BEGIN Entries shown

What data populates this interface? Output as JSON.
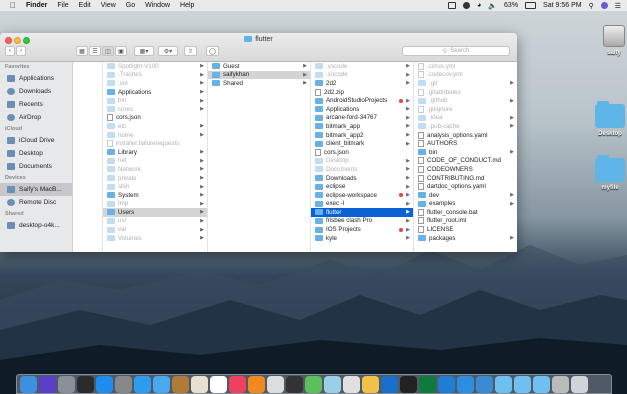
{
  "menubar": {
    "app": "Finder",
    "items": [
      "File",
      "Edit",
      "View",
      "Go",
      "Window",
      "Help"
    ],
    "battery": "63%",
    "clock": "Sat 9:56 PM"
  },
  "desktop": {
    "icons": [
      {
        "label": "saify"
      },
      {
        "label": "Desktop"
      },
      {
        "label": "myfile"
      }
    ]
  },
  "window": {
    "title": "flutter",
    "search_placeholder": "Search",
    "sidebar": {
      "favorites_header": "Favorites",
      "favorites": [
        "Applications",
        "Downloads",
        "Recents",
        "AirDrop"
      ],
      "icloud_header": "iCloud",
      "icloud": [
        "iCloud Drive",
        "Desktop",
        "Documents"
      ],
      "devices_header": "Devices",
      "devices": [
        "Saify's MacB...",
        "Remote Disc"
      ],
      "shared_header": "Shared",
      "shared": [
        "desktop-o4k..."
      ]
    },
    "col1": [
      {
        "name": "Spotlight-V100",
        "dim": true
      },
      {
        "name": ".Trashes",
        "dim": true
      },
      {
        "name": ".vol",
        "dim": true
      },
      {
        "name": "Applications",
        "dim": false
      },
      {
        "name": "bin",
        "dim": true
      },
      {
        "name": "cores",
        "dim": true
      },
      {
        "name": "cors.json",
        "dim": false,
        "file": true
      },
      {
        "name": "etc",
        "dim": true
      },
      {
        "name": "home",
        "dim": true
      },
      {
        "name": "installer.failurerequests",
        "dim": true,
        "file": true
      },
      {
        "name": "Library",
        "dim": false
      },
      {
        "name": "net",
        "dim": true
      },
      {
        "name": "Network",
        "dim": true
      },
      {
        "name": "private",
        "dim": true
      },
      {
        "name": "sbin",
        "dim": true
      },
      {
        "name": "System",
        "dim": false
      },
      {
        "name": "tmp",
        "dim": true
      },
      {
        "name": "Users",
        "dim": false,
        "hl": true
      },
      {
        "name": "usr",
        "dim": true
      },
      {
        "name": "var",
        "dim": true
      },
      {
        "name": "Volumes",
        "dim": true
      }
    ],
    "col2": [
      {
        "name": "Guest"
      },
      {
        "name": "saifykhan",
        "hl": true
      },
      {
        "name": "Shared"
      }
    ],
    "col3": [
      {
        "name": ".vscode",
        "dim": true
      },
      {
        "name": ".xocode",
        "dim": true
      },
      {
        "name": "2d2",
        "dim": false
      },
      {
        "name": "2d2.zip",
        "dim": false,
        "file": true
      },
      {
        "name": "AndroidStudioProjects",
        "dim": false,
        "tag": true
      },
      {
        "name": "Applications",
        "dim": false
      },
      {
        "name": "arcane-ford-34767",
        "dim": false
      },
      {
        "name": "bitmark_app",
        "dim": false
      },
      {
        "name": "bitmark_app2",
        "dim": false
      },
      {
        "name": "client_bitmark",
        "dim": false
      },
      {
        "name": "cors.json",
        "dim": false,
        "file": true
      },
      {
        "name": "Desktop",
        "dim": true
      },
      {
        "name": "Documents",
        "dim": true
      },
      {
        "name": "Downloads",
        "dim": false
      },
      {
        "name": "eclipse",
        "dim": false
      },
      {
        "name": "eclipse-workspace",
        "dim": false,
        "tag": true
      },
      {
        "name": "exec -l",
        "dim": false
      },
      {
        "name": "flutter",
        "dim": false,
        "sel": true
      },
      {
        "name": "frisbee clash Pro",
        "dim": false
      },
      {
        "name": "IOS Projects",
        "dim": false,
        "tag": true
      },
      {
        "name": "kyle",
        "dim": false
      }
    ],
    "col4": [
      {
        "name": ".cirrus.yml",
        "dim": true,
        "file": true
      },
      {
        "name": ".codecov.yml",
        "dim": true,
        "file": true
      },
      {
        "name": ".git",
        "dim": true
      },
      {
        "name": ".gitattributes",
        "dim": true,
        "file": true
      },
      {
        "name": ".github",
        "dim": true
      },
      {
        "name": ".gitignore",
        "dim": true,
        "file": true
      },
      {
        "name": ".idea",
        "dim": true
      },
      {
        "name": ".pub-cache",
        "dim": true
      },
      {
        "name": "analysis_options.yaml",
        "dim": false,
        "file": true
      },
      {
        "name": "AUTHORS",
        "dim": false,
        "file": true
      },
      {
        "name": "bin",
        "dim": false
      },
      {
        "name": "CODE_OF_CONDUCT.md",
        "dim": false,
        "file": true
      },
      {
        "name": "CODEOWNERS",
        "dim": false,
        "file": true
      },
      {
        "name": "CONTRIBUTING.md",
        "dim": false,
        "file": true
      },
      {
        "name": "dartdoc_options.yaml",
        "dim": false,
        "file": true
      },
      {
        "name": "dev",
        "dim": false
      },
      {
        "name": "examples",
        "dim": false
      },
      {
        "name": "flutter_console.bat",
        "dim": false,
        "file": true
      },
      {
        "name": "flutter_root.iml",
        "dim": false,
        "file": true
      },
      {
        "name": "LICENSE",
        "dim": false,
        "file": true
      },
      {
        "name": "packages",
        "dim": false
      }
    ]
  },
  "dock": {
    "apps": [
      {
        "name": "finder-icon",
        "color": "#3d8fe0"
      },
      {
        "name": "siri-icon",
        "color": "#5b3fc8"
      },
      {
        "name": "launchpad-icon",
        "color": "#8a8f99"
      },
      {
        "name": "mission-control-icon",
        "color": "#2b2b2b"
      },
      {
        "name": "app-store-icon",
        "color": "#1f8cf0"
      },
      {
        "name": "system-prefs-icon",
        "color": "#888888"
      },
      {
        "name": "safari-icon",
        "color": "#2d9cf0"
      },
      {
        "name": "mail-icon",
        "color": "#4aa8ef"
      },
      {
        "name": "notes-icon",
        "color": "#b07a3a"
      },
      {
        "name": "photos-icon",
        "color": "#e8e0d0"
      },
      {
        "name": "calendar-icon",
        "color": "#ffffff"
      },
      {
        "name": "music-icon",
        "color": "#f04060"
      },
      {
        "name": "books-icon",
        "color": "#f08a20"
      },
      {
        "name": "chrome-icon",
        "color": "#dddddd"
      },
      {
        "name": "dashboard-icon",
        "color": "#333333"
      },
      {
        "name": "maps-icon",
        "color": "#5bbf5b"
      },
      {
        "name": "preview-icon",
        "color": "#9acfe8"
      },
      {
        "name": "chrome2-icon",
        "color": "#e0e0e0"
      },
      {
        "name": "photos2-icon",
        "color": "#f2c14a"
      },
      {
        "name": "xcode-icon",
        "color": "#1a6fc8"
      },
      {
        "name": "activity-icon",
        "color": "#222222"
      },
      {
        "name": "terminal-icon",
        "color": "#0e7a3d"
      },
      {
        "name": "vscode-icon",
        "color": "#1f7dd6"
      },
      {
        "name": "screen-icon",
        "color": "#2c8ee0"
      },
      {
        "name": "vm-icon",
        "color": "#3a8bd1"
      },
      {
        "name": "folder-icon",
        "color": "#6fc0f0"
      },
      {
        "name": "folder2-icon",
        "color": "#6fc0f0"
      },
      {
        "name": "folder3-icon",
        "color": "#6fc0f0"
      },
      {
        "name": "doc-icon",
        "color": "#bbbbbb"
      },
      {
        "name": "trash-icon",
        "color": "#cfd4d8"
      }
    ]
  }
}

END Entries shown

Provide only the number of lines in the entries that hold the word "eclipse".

2